The site navigation utilizes arrow, enter, escape, and space bar key commands. Left and right arrows move across top level links and expand / close menus in sub levels. Up and Down arrows will open main level menus and toggle through sub tier links. Enter and space open menus and escape closes them as well. Tab will move on to the next part of the site rather than go through menu items.
©2021 All rights reserved.
Catharine Savage Brosman is an American poet, essayist, and scholar of French literature. She is professor emerita at Tulane University, where she held the Gore Chair in French.
Peter Cooley's latest collection of poetry is a moving testimony to a husband's love for his wife and grief at her death.
The author of Scaramouche provides a refreshing service by not performing a sociologist’s dissection of class antagonisms, nor telling readers what to think.
A new two-volume biography provides a fresh examination of William Faulkner that shows the Nobel laureate as a knot of contradictions, a loyal man of the South and yet one who felt “left out” and conveyed “black rebukes to white power.”
Reviews of Who Is My Neighbor? An Anthology in Natural Relations, and The One Certain Thing, a poetry collection by Peter Cooley.
The Southern Agrarian poet Allen Tate held a conservative philosophy that entailed returning, in the face of destructive social practices, to fundamental truths. He espoused the primacy of families, organic communities, and attachment to the soil.
Amis conveys the norm of Nazi thinking and actions, truly capturing what Hannah Arendt described as the “banality of evil.”
Catharine Brosman reviews James Holland's examination of the Sicilian campaign of WWII.

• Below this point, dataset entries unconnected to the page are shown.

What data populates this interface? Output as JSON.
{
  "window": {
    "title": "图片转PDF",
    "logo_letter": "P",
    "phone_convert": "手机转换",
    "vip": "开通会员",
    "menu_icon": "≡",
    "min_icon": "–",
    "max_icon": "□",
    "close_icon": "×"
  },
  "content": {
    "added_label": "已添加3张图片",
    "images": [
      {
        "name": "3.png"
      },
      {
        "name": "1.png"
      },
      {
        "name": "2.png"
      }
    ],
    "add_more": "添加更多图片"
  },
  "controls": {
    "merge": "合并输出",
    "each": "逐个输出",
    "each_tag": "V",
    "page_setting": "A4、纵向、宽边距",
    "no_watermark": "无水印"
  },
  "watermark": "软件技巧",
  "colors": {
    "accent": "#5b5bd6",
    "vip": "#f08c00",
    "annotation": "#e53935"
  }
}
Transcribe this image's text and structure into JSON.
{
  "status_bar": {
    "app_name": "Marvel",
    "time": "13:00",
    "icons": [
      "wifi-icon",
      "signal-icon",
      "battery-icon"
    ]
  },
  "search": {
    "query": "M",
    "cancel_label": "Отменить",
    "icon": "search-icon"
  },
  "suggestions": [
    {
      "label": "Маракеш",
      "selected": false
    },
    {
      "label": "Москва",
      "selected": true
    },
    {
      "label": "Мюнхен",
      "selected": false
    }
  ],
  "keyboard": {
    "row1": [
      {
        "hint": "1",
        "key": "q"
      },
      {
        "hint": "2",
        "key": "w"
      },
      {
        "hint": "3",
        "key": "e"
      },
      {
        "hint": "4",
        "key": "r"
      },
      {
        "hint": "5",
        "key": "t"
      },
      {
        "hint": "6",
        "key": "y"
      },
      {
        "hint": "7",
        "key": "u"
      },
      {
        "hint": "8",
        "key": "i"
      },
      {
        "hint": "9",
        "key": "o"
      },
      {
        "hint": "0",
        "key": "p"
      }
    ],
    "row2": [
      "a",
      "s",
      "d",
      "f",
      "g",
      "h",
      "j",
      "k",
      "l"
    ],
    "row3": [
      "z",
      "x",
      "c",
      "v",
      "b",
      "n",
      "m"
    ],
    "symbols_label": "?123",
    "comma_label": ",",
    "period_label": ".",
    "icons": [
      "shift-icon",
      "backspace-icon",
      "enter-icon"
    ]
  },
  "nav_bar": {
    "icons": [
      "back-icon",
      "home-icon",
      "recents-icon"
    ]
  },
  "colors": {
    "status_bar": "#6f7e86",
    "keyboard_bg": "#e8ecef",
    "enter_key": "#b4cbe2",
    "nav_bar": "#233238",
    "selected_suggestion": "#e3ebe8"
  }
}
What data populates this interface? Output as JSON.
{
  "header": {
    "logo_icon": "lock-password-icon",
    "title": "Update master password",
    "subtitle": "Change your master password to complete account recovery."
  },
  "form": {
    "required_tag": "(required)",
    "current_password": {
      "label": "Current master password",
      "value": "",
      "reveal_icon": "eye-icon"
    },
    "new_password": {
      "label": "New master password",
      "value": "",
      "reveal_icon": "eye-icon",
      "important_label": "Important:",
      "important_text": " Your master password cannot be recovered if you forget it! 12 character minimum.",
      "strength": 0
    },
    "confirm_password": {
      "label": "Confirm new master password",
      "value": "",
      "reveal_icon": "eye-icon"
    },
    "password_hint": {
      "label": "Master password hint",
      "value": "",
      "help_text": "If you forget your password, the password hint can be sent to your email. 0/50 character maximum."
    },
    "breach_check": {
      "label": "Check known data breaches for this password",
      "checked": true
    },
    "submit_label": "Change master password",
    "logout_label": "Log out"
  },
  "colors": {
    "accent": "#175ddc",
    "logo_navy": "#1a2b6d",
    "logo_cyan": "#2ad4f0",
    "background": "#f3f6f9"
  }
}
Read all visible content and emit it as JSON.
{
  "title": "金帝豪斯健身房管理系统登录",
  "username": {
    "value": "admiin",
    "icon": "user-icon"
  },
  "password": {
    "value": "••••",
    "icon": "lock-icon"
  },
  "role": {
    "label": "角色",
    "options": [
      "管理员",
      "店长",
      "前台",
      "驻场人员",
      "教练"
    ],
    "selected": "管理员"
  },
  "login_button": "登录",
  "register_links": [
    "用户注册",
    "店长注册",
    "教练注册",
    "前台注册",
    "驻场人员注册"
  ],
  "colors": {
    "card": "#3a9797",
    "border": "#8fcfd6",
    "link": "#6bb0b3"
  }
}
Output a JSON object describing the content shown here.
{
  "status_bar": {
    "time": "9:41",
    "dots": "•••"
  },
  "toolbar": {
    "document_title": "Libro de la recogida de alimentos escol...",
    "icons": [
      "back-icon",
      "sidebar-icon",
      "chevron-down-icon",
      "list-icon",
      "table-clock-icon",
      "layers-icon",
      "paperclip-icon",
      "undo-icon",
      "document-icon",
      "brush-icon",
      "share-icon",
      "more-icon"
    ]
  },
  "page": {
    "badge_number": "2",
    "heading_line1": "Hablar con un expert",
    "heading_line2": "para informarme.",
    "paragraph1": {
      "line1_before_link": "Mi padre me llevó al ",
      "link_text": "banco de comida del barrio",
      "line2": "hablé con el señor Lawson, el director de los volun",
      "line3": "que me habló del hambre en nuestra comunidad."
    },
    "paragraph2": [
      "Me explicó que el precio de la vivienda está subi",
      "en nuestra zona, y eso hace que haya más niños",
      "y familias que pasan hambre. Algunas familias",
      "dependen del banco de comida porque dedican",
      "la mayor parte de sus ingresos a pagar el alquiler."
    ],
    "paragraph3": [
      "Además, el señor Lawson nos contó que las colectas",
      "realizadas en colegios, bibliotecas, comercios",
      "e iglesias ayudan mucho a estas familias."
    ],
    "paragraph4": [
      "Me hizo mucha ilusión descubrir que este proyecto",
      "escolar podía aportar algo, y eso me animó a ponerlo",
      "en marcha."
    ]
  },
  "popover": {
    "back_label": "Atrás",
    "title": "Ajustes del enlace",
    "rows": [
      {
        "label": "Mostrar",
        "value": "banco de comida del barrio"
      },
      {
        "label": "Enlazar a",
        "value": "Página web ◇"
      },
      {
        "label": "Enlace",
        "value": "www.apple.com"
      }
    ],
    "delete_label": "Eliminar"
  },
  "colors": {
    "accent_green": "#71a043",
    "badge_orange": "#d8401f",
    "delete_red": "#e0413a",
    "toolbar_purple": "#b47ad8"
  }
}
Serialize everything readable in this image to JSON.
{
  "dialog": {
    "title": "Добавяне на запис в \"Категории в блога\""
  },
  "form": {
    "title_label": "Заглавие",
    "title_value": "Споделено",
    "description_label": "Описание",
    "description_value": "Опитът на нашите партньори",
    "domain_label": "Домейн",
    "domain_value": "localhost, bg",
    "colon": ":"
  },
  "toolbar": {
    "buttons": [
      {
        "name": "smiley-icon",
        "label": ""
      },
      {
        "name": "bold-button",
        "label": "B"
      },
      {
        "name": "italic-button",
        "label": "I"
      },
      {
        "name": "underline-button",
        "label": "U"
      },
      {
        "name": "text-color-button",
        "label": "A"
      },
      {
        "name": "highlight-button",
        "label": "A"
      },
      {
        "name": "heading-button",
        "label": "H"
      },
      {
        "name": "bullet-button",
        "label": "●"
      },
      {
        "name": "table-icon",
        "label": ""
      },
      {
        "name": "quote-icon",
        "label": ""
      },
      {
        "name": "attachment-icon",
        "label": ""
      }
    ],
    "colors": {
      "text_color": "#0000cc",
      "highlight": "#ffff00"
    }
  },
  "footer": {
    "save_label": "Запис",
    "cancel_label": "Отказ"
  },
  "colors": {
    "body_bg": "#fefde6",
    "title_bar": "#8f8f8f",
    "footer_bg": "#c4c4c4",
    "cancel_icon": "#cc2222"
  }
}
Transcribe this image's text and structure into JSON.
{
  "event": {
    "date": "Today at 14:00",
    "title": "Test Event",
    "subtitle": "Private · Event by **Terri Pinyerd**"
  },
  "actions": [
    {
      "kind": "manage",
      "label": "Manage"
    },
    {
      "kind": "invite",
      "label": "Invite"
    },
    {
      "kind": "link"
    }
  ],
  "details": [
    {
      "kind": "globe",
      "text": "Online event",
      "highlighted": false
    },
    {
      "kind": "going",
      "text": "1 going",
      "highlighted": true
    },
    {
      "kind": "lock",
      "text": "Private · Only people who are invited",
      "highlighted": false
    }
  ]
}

Sign up for our email newsletter and become part of a movement to reclaim America's intellectual and spiritual heritage!
Chronicles: A Magazine of American Culture is a program of
Receive intellectually engaging content and updates from our organization.